* Page and application data records
- - - - - - -
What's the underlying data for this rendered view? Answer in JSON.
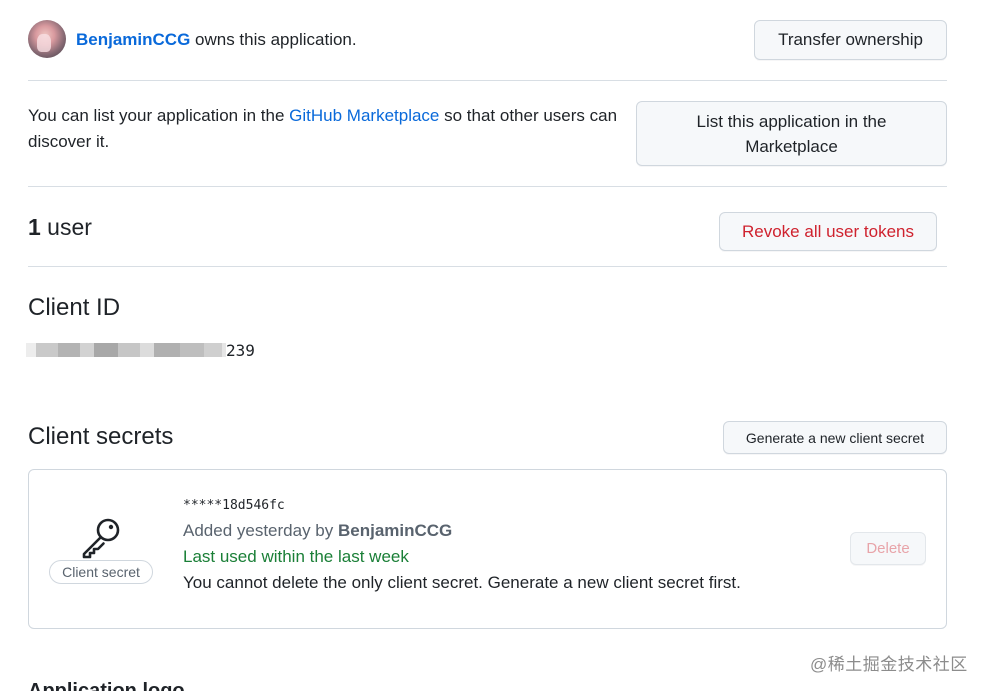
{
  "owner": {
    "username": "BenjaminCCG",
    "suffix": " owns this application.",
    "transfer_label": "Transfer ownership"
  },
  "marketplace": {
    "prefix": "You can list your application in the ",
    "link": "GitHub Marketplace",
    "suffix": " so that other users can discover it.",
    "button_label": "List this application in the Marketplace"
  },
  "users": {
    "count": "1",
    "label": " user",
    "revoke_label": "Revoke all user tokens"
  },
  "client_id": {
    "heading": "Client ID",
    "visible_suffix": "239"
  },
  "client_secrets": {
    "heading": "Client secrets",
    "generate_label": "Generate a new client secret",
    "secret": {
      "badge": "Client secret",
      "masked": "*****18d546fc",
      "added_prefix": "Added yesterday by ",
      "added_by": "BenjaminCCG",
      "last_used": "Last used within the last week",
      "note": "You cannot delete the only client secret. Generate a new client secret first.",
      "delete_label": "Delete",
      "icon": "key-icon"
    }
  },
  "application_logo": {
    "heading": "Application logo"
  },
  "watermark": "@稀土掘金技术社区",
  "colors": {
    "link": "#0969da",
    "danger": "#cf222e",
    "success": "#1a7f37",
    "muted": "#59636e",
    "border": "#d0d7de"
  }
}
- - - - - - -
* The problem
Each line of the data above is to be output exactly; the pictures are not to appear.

* Reply to the exercise
What's the underlying data for this rendered view? Answer in JSON.
{
  "owner": {
    "username": "BenjaminCCG",
    "suffix": " owns this application.",
    "transfer_label": "Transfer ownership"
  },
  "marketplace": {
    "prefix": "You can list your application in the ",
    "link": "GitHub Marketplace",
    "suffix": " so that other users can discover it.",
    "button_label": "List this application in the Marketplace"
  },
  "users": {
    "count": "1",
    "label": " user",
    "revoke_label": "Revoke all user tokens"
  },
  "client_id": {
    "heading": "Client ID",
    "visible_suffix": "239"
  },
  "client_secrets": {
    "heading": "Client secrets",
    "generate_label": "Generate a new client secret",
    "secret": {
      "badge": "Client secret",
      "masked": "*****18d546fc",
      "added_prefix": "Added yesterday by ",
      "added_by": "BenjaminCCG",
      "last_used": "Last used within the last week",
      "note": "You cannot delete the only client secret. Generate a new client secret first.",
      "delete_label": "Delete",
      "icon": "key-icon"
    }
  },
  "application_logo": {
    "heading": "Application logo"
  },
  "watermark": "@稀土掘金技术社区",
  "colors": {
    "link": "#0969da",
    "danger": "#cf222e",
    "success": "#1a7f37",
    "muted": "#59636e",
    "border": "#d0d7de"
  }
}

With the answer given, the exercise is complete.